High and dry in twenty ten. The options roll out but none appeal. he needs his son to feel alive
Seven Pounds of Hope and Five Ounces of Fear by Ray Lonsdale
They may be men of steel but they are men with loves, responsibilities and nowhere to go. They are men who make things…things that have built countries.
Wipe Clean with a Soft Cloth by Ray Lonsdale
No more smoke, dirt, noise or ugly views and peaceful in the job centre queues.
An Arm Full of Sharp Things by Ray Lonsdale
The Grade II-listed Newport Bridge, is currently being repainted red and silver to mark its eightieth anniversary.
The Bridge was built by Dorman Long who tendered a cost of £436.913 11s. 3d. It was designed by Dr. David Anderson and was the first vertical lift bridge to be built in this country and the heaviest of its type in the world. The bridge was opened on the 28th february 1934 by the Duke of York.

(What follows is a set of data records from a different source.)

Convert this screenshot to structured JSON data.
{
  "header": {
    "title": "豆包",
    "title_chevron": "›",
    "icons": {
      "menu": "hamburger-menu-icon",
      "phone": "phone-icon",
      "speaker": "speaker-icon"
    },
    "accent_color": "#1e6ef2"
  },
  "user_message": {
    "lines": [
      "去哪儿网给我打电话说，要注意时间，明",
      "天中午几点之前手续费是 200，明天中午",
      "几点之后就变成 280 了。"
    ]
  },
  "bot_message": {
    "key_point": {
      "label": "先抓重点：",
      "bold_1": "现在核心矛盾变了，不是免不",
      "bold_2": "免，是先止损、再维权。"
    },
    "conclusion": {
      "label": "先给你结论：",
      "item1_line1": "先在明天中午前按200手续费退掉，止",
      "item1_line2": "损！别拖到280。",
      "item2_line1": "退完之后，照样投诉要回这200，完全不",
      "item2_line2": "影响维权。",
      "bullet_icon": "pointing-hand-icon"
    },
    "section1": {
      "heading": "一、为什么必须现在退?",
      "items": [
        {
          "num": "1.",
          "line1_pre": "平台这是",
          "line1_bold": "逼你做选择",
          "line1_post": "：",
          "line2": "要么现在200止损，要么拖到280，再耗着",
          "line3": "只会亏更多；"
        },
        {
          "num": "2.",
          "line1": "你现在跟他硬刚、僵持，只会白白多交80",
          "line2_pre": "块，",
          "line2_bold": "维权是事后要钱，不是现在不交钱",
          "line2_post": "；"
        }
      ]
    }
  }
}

During the construction of the bridge, 61 houses were demolished, the families were rehoused on the nearby Whinney Banks estate.
In the early days of modern Middlesbrough the ports of Cargo Fleet and Newport were linked by footpaths known as Sailor’s Trods, the routes of which were captured on early maps of the town.

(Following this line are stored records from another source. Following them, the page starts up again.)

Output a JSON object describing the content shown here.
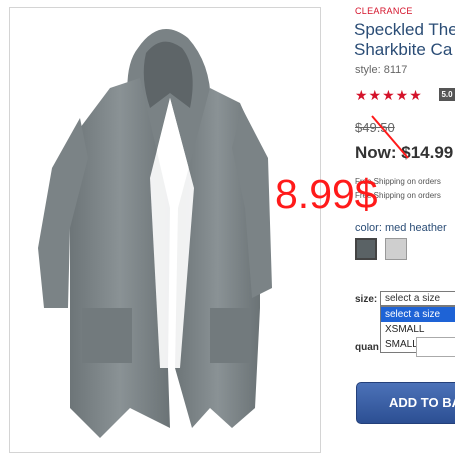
{
  "product": {
    "badge": "CLEARANCE",
    "title_line1": "Speckled The",
    "title_line2": "Sharkbite Ca",
    "style": "style: 8117",
    "stars": "★★★★★",
    "rating": "5.0",
    "was_price": "$49.50",
    "now_price": "Now: $14.99",
    "shipping_line1": "Free Shipping on orders",
    "shipping_line2": "Free Shipping on orders",
    "color_label": "color: med heather"
  },
  "annotation": {
    "price_note": "8.99$",
    "color": "#ff1a1a"
  },
  "size": {
    "label": "size:",
    "selected": "select a size",
    "options": [
      "select a size",
      "XSMALL",
      "SMALL"
    ]
  },
  "quantity": {
    "label": "quan"
  },
  "cart": {
    "button_label": "ADD TO BA"
  },
  "colors": {
    "accent_red": "#d4122a",
    "title_blue": "#2b4d76",
    "button_blue": "#2c4f93"
  }
}
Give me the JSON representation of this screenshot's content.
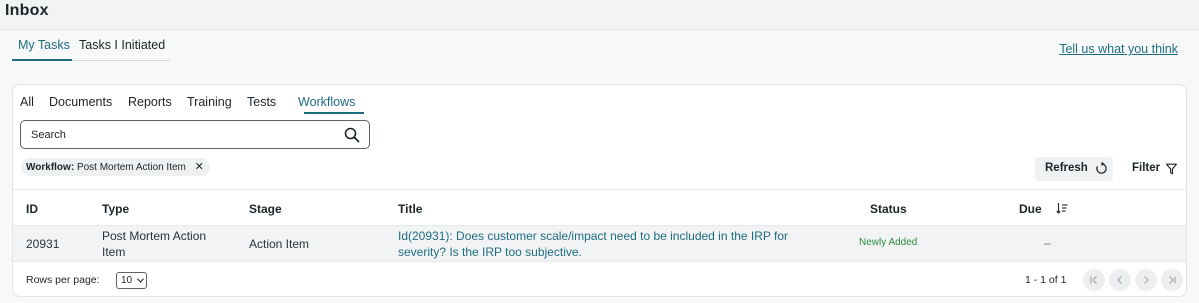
{
  "header": {
    "title": "Inbox"
  },
  "main_tabs": [
    {
      "label": "My Tasks",
      "active": true
    },
    {
      "label": "Tasks I Initiated",
      "active": false
    }
  ],
  "feedback_link": "Tell us what you think",
  "category_tabs": [
    {
      "label": "All",
      "active": false
    },
    {
      "label": "Documents",
      "active": false
    },
    {
      "label": "Reports",
      "active": false
    },
    {
      "label": "Training",
      "active": false
    },
    {
      "label": "Tests",
      "active": false
    },
    {
      "label": "Workflows",
      "active": true
    }
  ],
  "search": {
    "placeholder": "Search",
    "value": "",
    "icon": "search-icon"
  },
  "filter_chip": {
    "key": "Workflow:",
    "value": "Post Mortem Action Item",
    "close_icon": "close-icon"
  },
  "toolbar": {
    "refresh_label": "Refresh",
    "refresh_icon": "refresh-icon",
    "filter_label": "Filter",
    "filter_icon": "funnel-icon"
  },
  "table": {
    "columns": [
      "ID",
      "Type",
      "Stage",
      "Title",
      "Status",
      "Due"
    ],
    "sort_icon": "sort-descending-icon",
    "rows": [
      {
        "id": "20931",
        "type": "Post Mortem Action Item",
        "stage": "Action Item",
        "title": "Id(20931): Does customer scale/impact need to be included in the IRP for severity? Is the IRP too subjective.",
        "status": "Newly Added",
        "due": "–"
      }
    ]
  },
  "pagination": {
    "rows_per_page_label": "Rows per page:",
    "rows_per_page_value": "10",
    "range": "1 - 1 of 1",
    "icons": [
      "first-page-icon",
      "previous-page-icon",
      "next-page-icon",
      "last-page-icon"
    ]
  },
  "colors": {
    "accent": "#1f6d80",
    "status_new": "#2e8b3c",
    "row_bg": "#f2f3f4"
  }
}
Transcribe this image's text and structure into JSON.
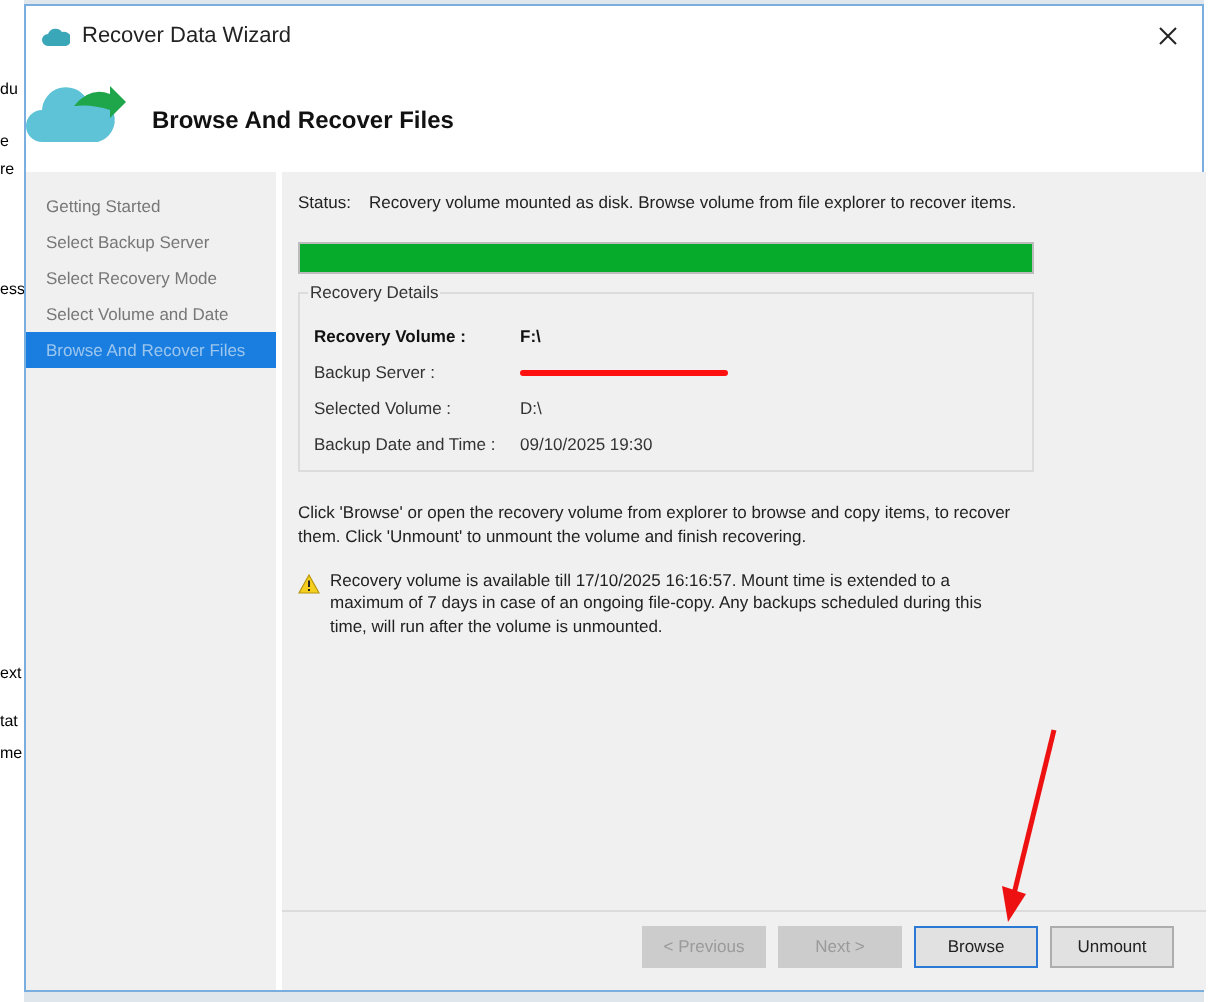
{
  "background_window": {
    "fragments": [
      "du",
      "e",
      "re",
      "ess",
      "ext",
      "tat",
      "me"
    ]
  },
  "window": {
    "title": "Recover Data Wizard",
    "heading": "Browse And Recover Files"
  },
  "steps": [
    {
      "label": "Getting Started",
      "selected": false
    },
    {
      "label": "Select Backup Server",
      "selected": false
    },
    {
      "label": "Select Recovery Mode",
      "selected": false
    },
    {
      "label": "Select Volume and Date",
      "selected": false
    },
    {
      "label": "Browse And Recover Files",
      "selected": true
    }
  ],
  "status": {
    "label": "Status:",
    "text": "Recovery volume mounted as disk. Browse volume from file explorer to recover items.",
    "level": 1
  },
  "details": {
    "title": "Recovery Details",
    "rows": [
      {
        "label": "Recovery Volume :",
        "value": "F:\\",
        "kind": "bold"
      },
      {
        "label": "Backup Server :",
        "kind": "redacted"
      },
      {
        "label": "Selected Volume :",
        "value": "D:\\",
        "kind": "plain"
      },
      {
        "label": "Backup Date and Time :",
        "value": "09/10/2025 19:30",
        "kind": "plain"
      }
    ]
  },
  "instructions": "Click 'Browse' or open the recovery volume from explorer to browse and copy items, to recover them. Click 'Unmount' to unmount the volume and finish recovering.",
  "warning": "Recovery volume is available till 17/10/2025 16:16:57. Mount time is extended to a maximum of 7 days in case of an ongoing file-copy. Any backups scheduled during this time, will run after the volume is unmounted.",
  "buttons": [
    {
      "label": "< Previous",
      "disabled": true,
      "selected": false
    },
    {
      "label": "Next >",
      "disabled": true,
      "selected": false
    },
    {
      "label": "Browse",
      "disabled": false,
      "selected": true
    },
    {
      "label": "Unmount",
      "disabled": false,
      "selected": false
    }
  ]
}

One path ran from Newport towards Middlesbrough following a bridle road that was later to become Newport Road, it then ran parallel to Corporation Road, crossed the junction with Marton Road and followed Cargo Fleet Road to the river. The second path from Newport ran towards Linthorpe along a footpath that roughly follows the route of what would become Parliament Road, it then crossed Linthorpe Road and was thought to have run along the northern edge of Albert Park, however an 1875 map names the roads that later became Albert Terrace and Park Lane as the Sailor’s Trod. The path then went across Longlands to a farm house called Whitehouse Farm, which stood at what is now the junction of Longlands Road and Kings Road. The path then followed Kings Road to Smeaton Street and along Marsh Road to the river.

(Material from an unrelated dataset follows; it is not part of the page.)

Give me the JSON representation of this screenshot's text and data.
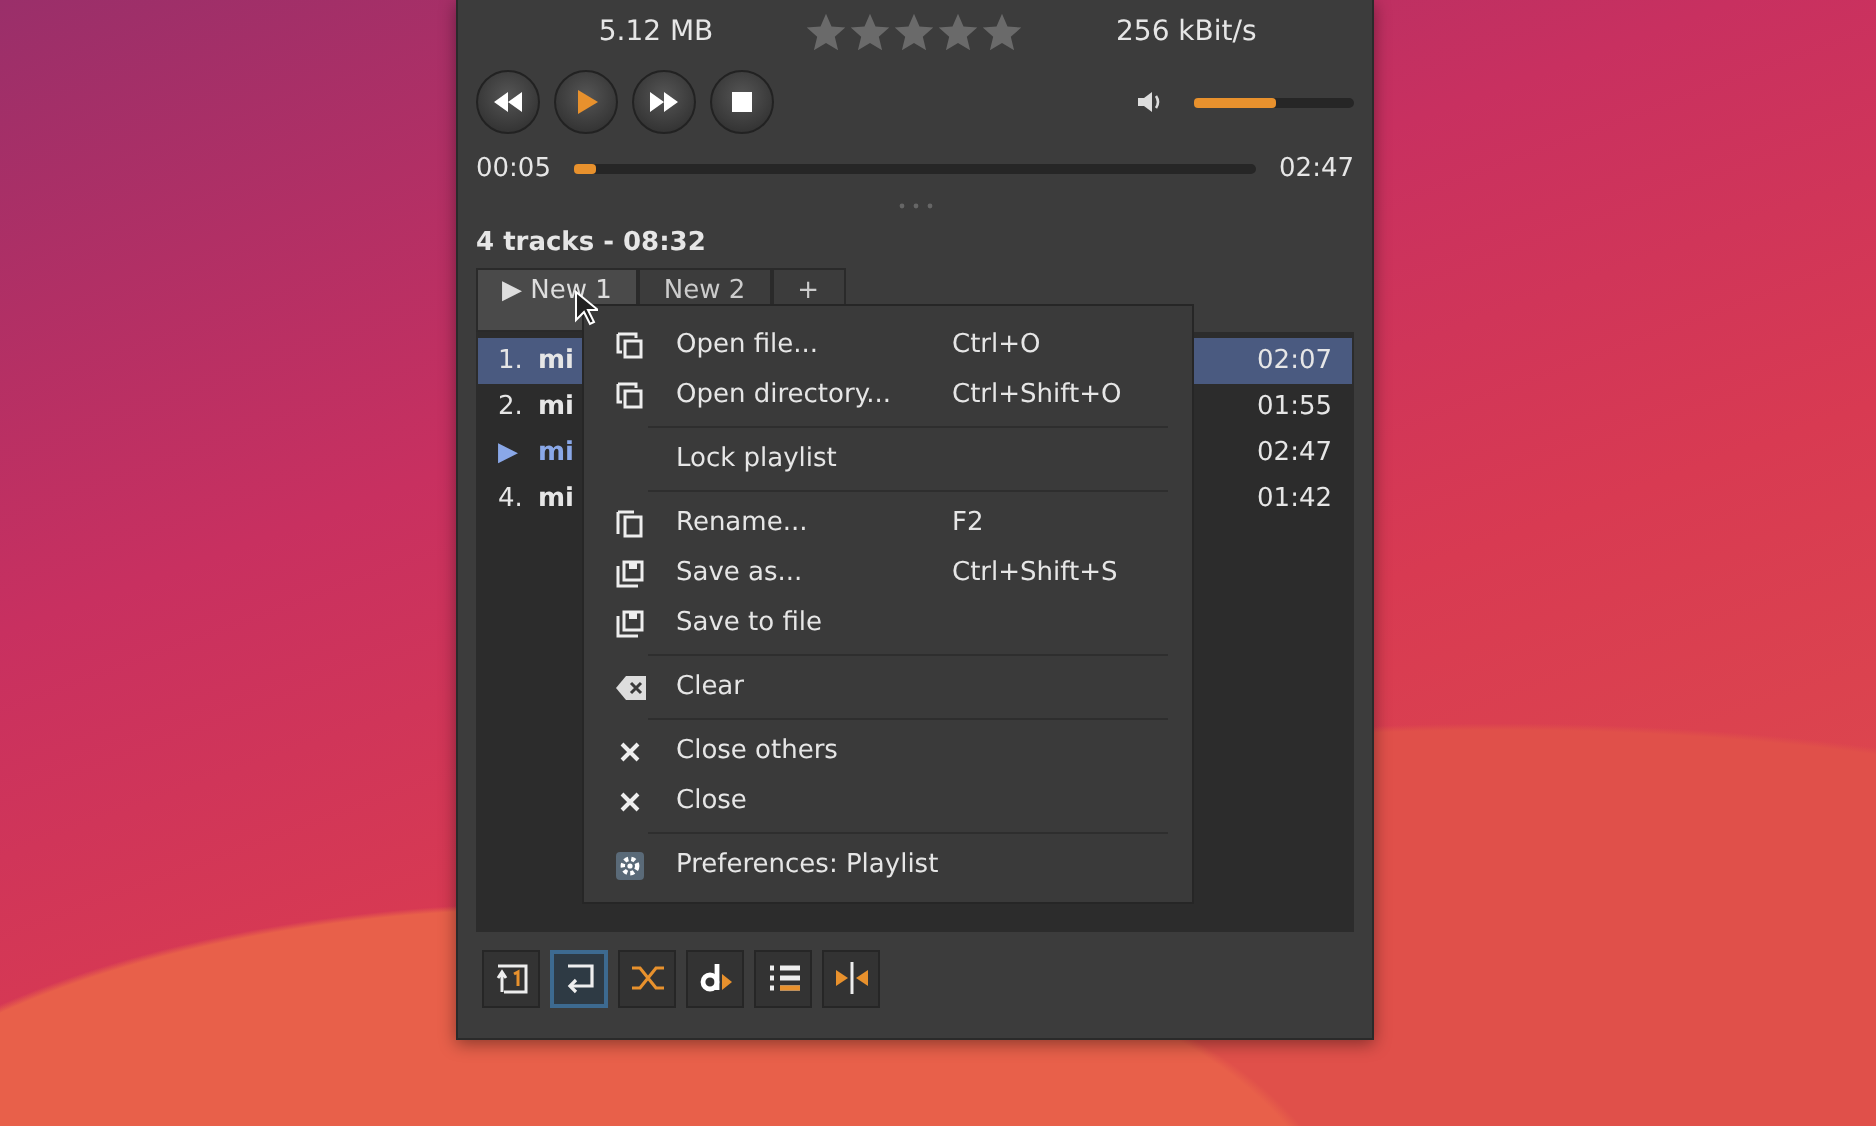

The two maps below are dated 1845 & 1846 show the Long Sailor’s Trod running along the route of what would become Corporation Road. The road labelled Stockton Bridge Road was never completed. Cleveland Bridge Road is now Marton Road.